As with many shopping decisions, the answer depends on a number of variables. The two main questions to ask are, how often will you shop there, and what do you buy?
Sometimes the savings happens before the shopper enters the store. A representative of Sam’s shared that the company’s goal is to keep gas prices at five cents lower than local gas stations. For a family driving an SUV or large van, gas alone might be worth the membership price.
Inside the store, grocery savings depend on specific products and the shopper’s eating habits. Buying in bulk usually saves over purchasing small packages when comparing unit pricing, but it is important to know the prices at local grocery stores to compare. A family that drinks a lot of milk might find the savings of between $.50-$1.00 per gallon worth to be a valuable shopping perk. BJ’s “Member’s Mark” orange juice is often priced up to $2.00 less than the local grocery store juice.

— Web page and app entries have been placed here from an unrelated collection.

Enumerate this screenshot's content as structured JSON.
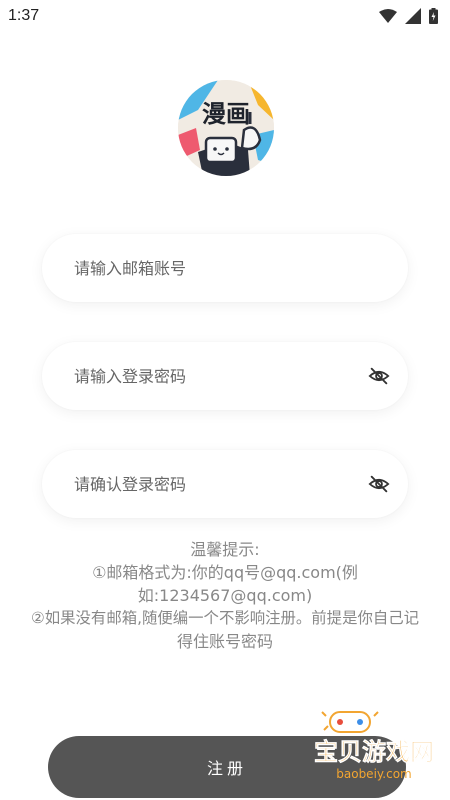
{
  "status_bar": {
    "time": "1:37"
  },
  "logo": {
    "text": "漫画"
  },
  "fields": {
    "email_placeholder": "请输入邮箱账号",
    "password_placeholder": "请输入登录密码",
    "confirm_placeholder": "请确认登录密码"
  },
  "tips": {
    "title": "温馨提示:",
    "line1": "①邮箱格式为:你的qq号@qq.com(例",
    "line2": "如:1234567@qq.com)",
    "line3": "②如果没有邮箱,随便编一个不影响注册。前提是你自己记",
    "line4": "得住账号密码"
  },
  "register_button": {
    "label": "注册"
  },
  "watermark": {
    "title": "宝贝游戏网",
    "url": "baobeiy.com"
  },
  "colors": {
    "button_bg": "#555555",
    "tips_text": "#888888",
    "page_bg": "#ffffff"
  }
}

Remember, just because you buy at the club doesn’t necessarily mean the price is cheaper. Sometimes regular prices can be cheaper at the local grocery stores than at membership clubs.
Buying in bulk is only cost-effective if the food purchased will actually be eaten. If half is thrown out after the expiration date, the savings is nullified. A place to store large purchases is also necessary. Ground beef can be purchased by the case at Sam’s for over $1.00 per pound less than at the local grocery stores. But if the shopper has no freezer to store 80 pounds of beef, it makes no sense to shop that way.
Shopping clubs have historically catered to shoppers who not only buy, but cook in bulk. While #10 cans of vegetables and gallon jugs of sauces are still commonly available, most clubs now offer six- or eight-packs of regular sized cans, or two-packs of condiments, still at quite a savings over regular grocery store prices.
Membership clubs sell more than just groceries. Shoppers may find membership worth the cost for purchasing tools, furniture, clothing, tires, and any number of non-food items as well.
Wise shoppers might consider taking advantage of a visitor’s pass or temporary membership pass that allows non-members to enter the club and shop without committing to the price of a membership. Some clubs allow visitors to purchase on their visitor’s pass, and others only allow entrance to the store, without the ability to make a purchase. Either way, a visitor’s pass provides an opportunity to take note of the price of various items to determine whether or not the savings would offset the cost of a membership for your family.